**Work instructions:**
An exact copy of all the entries below is what this task needs.

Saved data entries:
Content starts
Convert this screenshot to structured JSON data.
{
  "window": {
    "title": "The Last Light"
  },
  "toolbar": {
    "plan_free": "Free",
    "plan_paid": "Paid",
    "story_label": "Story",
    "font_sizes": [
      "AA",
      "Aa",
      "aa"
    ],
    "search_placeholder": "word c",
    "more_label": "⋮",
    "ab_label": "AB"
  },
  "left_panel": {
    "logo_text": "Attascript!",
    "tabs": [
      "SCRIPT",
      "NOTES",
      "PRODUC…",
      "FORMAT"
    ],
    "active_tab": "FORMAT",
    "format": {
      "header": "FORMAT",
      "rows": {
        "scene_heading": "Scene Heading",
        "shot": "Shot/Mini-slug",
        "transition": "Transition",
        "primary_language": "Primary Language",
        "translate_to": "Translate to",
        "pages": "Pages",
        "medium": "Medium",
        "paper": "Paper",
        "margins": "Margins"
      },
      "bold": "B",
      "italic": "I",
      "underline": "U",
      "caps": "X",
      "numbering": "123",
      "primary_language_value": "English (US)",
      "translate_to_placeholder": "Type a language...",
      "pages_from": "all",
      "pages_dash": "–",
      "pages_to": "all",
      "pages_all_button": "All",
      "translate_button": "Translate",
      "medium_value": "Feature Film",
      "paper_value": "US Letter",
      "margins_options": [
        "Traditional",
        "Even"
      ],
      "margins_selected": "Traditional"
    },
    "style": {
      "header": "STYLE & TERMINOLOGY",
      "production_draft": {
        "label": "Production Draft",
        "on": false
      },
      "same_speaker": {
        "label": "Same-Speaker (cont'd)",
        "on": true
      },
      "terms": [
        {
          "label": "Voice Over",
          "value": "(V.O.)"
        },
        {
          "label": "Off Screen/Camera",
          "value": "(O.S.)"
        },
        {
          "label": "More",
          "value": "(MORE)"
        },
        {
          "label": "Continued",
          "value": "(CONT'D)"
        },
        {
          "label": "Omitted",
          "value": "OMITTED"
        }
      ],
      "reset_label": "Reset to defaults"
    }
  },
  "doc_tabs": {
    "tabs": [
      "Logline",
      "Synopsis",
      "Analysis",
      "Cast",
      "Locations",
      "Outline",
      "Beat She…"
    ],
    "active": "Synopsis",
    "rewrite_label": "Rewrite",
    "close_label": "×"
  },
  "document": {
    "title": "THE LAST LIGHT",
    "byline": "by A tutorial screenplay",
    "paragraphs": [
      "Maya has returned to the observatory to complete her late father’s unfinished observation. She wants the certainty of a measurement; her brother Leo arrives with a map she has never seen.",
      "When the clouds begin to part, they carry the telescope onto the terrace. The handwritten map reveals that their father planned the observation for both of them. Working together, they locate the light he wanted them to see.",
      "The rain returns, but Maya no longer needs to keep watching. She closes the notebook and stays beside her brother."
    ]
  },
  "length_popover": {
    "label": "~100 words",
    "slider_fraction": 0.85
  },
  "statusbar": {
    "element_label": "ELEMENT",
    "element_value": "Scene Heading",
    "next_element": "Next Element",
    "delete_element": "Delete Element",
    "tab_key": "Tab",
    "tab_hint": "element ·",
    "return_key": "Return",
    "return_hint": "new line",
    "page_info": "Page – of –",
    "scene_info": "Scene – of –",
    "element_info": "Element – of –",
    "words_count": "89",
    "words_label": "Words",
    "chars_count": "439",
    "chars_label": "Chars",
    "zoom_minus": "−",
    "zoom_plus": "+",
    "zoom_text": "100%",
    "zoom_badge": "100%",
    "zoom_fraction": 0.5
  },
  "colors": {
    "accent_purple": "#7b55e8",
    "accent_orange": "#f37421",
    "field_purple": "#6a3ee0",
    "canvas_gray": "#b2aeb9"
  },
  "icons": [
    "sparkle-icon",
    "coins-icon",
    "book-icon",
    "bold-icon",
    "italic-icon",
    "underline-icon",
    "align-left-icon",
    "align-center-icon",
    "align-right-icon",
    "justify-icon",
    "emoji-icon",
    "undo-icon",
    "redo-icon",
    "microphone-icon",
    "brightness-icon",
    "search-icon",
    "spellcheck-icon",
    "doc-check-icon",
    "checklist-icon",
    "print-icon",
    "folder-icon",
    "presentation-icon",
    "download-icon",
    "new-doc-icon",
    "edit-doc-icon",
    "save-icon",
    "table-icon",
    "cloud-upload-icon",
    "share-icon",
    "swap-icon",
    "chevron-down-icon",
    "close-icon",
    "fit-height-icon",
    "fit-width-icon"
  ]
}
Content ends
**Solution to the exercise:**
Convert this screenshot to structured JSON data.
{
  "window": {
    "title": "The Last Light"
  },
  "toolbar": {
    "plan_free": "Free",
    "plan_paid": "Paid",
    "story_label": "Story",
    "font_sizes": [
      "AA",
      "Aa",
      "aa"
    ],
    "search_placeholder": "word c",
    "more_label": "⋮",
    "ab_label": "AB"
  },
  "left_panel": {
    "logo_text": "Attascript!",
    "tabs": [
      "SCRIPT",
      "NOTES",
      "PRODUC…",
      "FORMAT"
    ],
    "active_tab": "FORMAT",
    "format": {
      "header": "FORMAT",
      "rows": {
        "scene_heading": "Scene Heading",
        "shot": "Shot/Mini-slug",
        "transition": "Transition",
        "primary_language": "Primary Language",
        "translate_to": "Translate to",
        "pages": "Pages",
        "medium": "Medium",
        "paper": "Paper",
        "margins": "Margins"
      },
      "bold": "B",
      "italic": "I",
      "underline": "U",
      "caps": "X",
      "numbering": "123",
      "primary_language_value": "English (US)",
      "translate_to_placeholder": "Type a language...",
      "pages_from": "all",
      "pages_dash": "–",
      "pages_to": "all",
      "pages_all_button": "All",
      "translate_button": "Translate",
      "medium_value": "Feature Film",
      "paper_value": "US Letter",
      "margins_options": [
        "Traditional",
        "Even"
      ],
      "margins_selected": "Traditional"
    },
    "style": {
      "header": "STYLE & TERMINOLOGY",
      "production_draft": {
        "label": "Production Draft",
        "on": false
      },
      "same_speaker": {
        "label": "Same-Speaker (cont'd)",
        "on": true
      },
      "terms": [
        {
          "label": "Voice Over",
          "value": "(V.O.)"
        },
        {
          "label": "Off Screen/Camera",
          "value": "(O.S.)"
        },
        {
          "label": "More",
          "value": "(MORE)"
        },
        {
          "label": "Continued",
          "value": "(CONT'D)"
        },
        {
          "label": "Omitted",
          "value": "OMITTED"
        }
      ],
      "reset_label": "Reset to defaults"
    }
  },
  "doc_tabs": {
    "tabs": [
      "Logline",
      "Synopsis",
      "Analysis",
      "Cast",
      "Locations",
      "Outline",
      "Beat She…"
    ],
    "active": "Synopsis",
    "rewrite_label": "Rewrite",
    "close_label": "×"
  },
  "document": {
    "title": "THE LAST LIGHT",
    "byline": "by A tutorial screenplay",
    "paragraphs": [
      "Maya has returned to the observatory to complete her late father’s unfinished observation. She wants the certainty of a measurement; her brother Leo arrives with a map she has never seen.",
      "When the clouds begin to part, they carry the telescope onto the terrace. The handwritten map reveals that their father planned the observation for both of them. Working together, they locate the light he wanted them to see.",
      "The rain returns, but Maya no longer needs to keep watching. She closes the notebook and stays beside her brother."
    ]
  },
  "length_popover": {
    "label": "~100 words",
    "slider_fraction": 0.85
  },
  "statusbar": {
    "element_label": "ELEMENT",
    "element_value": "Scene Heading",
    "next_element": "Next Element",
    "delete_element": "Delete Element",
    "tab_key": "Tab",
    "tab_hint": "element ·",
    "return_key": "Return",
    "return_hint": "new line",
    "page_info": "Page – of –",
    "scene_info": "Scene – of –",
    "element_info": "Element – of –",
    "words_count": "89",
    "words_label": "Words",
    "chars_count": "439",
    "chars_label": "Chars",
    "zoom_minus": "−",
    "zoom_plus": "+",
    "zoom_text": "100%",
    "zoom_badge": "100%",
    "zoom_fraction": 0.5
  },
  "colors": {
    "accent_purple": "#7b55e8",
    "accent_orange": "#f37421",
    "field_purple": "#6a3ee0",
    "canvas_gray": "#b2aeb9"
  },
  "icons": [
    "sparkle-icon",
    "coins-icon",
    "book-icon",
    "bold-icon",
    "italic-icon",
    "underline-icon",
    "align-left-icon",
    "align-center-icon",
    "align-right-icon",
    "justify-icon",
    "emoji-icon",
    "undo-icon",
    "redo-icon",
    "microphone-icon",
    "brightness-icon",
    "search-icon",
    "spellcheck-icon",
    "doc-check-icon",
    "checklist-icon",
    "print-icon",
    "folder-icon",
    "presentation-icon",
    "download-icon",
    "new-doc-icon",
    "edit-doc-icon",
    "save-icon",
    "table-icon",
    "cloud-upload-icon",
    "share-icon",
    "swap-icon",
    "chevron-down-icon",
    "close-icon",
    "fit-height-icon",
    "fit-width-icon"
  ]
}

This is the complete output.